The small calendar Oksana Yemelianova keeps on the fridge of her one-room apartment in Irpin, on the outskirts of Kyiv, is frozen in time.
Ms Yemelianova used to mark the days with a sliding square, but she hasn’t moved it since February 24, the day Russia launched the invasion of Ukraine and her soldiers quickly moved to Irpin. Ms Yemelianova was evacuated in March as the fighting intensified, but she and her husband, Ivan, returned a month later after the Russians were driven from the town. They immediately faced a new ordeal.
Their five-story building was barely habitable. Much of the roof had been destroyed and many walls showed signs of shrapnel damage. Tank tracks still lined the driveway. The ground floor flat which Ms Yemelianova shares with her husband had been inhabited by soldiers and although nothing had been stolen, there were still boot prints on the mattress.
Now she and the other residents of the building had a dilemma: who would pay for the repairs?
With minimal financial support from the government, Ms Yemelianova and the others were left to fend for themselves. They each contributed what they could and raised 2.2 million hryvnia, or $81,000, to replace the windows and repair part of the exterior. But they still need about 6 million hryvnia to rebuild the roof. With nowhere to go, they created a website and asked for donations.
The building at 19 Kovalskyi Lane is just one of thousands across Ukraine that are in desperate need of repairs or, in many cases, outright reconstruction.
The current cost of rebuilding the country’s infrastructure is estimated at nearly $350 billion, according to the World Bank, and that figure will rise as the war continues. Ukrainian government finances are dire and while Canada and other countries have offered to help, for now most of the burden falls on local residents, many of whom have already experienced unspeakable horror. And now they have to rebuild largely on their own.
At Kovalskyi Lane, Ms. Yemelianova and 133 other families in the building were asked to contribute US$1,000 each towards repairs to the building. Less than half could afford to pay and only a handful of families returned. The Yemelyanovs only managed to raise $500. They also had to cover the cost of repairing their own apartment and buying a new sink, toilet and some furniture.
None of this has been easy given that Ms Yemelianova cannot find a job and her husband earns a small income as a mechanic. “We can’t afford all these repairs,” Ms Yemelianova, 41, said as she surveyed her studio.
The couple had previously been driven out of Lugansk in eastern Ukraine in 2015 after the outbreak of war with Russian-backed rebels. Now they had lost almost everything again.
Across town, Viktoriia Deineka, 62, and her 72-year-old husband, Petro, have lived in their spacious four-bedroom home for decades. Mr. Deineka grew up here and took over the property when his parents died. They built a small guest house in the garden and added a sauna.
When the Russians invaded, Mrs. Deineka headed for central Ukraine, but her husband refused to leave.

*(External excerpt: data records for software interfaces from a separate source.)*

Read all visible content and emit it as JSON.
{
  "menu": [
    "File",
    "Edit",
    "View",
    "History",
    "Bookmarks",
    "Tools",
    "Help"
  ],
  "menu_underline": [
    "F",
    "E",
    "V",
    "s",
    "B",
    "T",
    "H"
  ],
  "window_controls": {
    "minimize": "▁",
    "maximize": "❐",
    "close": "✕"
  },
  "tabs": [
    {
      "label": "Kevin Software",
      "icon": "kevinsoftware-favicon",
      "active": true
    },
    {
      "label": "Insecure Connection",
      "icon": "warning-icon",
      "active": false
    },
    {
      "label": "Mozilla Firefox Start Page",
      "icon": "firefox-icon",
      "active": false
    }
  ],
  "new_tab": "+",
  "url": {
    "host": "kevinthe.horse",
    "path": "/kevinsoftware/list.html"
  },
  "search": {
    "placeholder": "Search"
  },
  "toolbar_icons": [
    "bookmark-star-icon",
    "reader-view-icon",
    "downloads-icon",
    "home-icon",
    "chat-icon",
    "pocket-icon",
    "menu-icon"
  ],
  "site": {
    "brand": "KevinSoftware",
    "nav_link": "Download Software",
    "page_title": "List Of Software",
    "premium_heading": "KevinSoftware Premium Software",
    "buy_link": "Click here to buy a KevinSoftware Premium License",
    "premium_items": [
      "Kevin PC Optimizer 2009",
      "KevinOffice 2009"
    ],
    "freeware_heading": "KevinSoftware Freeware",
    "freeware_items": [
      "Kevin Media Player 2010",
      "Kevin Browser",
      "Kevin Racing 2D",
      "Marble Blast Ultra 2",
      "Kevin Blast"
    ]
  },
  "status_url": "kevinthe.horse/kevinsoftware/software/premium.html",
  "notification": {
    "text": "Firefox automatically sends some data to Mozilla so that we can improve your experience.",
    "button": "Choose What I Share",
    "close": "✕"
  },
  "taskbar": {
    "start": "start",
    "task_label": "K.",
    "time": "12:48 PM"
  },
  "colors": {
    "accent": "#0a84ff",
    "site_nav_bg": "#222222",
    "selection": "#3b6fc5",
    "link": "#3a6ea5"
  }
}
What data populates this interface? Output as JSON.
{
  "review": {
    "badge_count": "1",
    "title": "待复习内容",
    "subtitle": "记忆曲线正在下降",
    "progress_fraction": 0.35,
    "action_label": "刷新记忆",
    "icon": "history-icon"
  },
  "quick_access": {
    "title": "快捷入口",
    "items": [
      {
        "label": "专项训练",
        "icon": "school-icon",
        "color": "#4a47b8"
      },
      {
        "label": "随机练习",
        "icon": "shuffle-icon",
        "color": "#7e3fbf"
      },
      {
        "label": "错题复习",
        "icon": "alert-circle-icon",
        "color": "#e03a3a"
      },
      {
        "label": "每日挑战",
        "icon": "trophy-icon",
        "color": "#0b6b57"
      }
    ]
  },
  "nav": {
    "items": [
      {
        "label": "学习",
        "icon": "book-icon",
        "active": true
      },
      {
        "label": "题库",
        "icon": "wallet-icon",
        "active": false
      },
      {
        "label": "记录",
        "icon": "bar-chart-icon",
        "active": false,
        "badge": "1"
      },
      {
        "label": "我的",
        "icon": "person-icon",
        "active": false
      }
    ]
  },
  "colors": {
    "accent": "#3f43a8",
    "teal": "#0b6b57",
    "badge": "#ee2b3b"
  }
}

He nearly died when a missile hit the guest house. The bomb flattened the building and shrapnel ripped through the main house, leaving dozens of holes in the roof and cracks in the walls.
The couple, who depend on pensions for their income, have registered with the city for some kind of support. But they haven’t heard anything so far, and as winter approached, Mr. Deineka took charge of the repairs himself. He has installed new windows and repaired most of the roof, but the covering is only temporary and the couple are worried about whether the house will be warm enough. Ms Deineka waved her hand when asked how much it all cost. “I can’t even calculate it,” she said. “And the costs keep going up.”
Valentyn Bronetko has seen almost no change to the exterior of his building at 17 Yablunska Street in the nearby town of Bucha, despite promises from city officials that repairs would be carried out.
It was one of the most notorious streets during the Russian occupation. At least 20 people have died here and the nine-story building bears deep scars from the fierce battle to reclaim the suburb. Several apartments on the top three floors were blown out and many windows in the stairwells remain broken.
The city replaced dozens of windows in apartments, but other than that, Mr Bronetko said the building looked the same as when he returned with his wife and two children in May after the end of the occupation. “It’s a constant reminder of what happened,” he said, looking at the giant holes in the top three floors where the apartments once stood. “There is a sense of death here.”
There is no financial support to repair individual apartments, and so Mr. Bronetko paid 100,000 hryvnia to repair his walls and ceiling, which were lined with shrapnel holes. He estimated that less than a third of the 146 flats are now occupied and many more residents are unlikely to return given the state of the structure.
On the fourth floor, Oleksandr Melnyk has lived here since the block opened in 1983. He knew the people who lived in the bombed-out apartments. Most of them had been evacuated before the rocket hit, he added, but one boy died.
Mr. Melnyk remained in Bucha throughout the occupation and spent most of his time hiding in the school basement across the parking lot, dodging bombs and Russians.
At first he found it almost impossible to live here after the occupation. There was no heating, electricity or running water. The water is back and the electricity comes and goes. Remarkably, his apartment was largely intact and he settled back in despite the soot still coating the staircase and the lingering smell of burnt debris from the units above. “You get used to it,” he said with a shrug.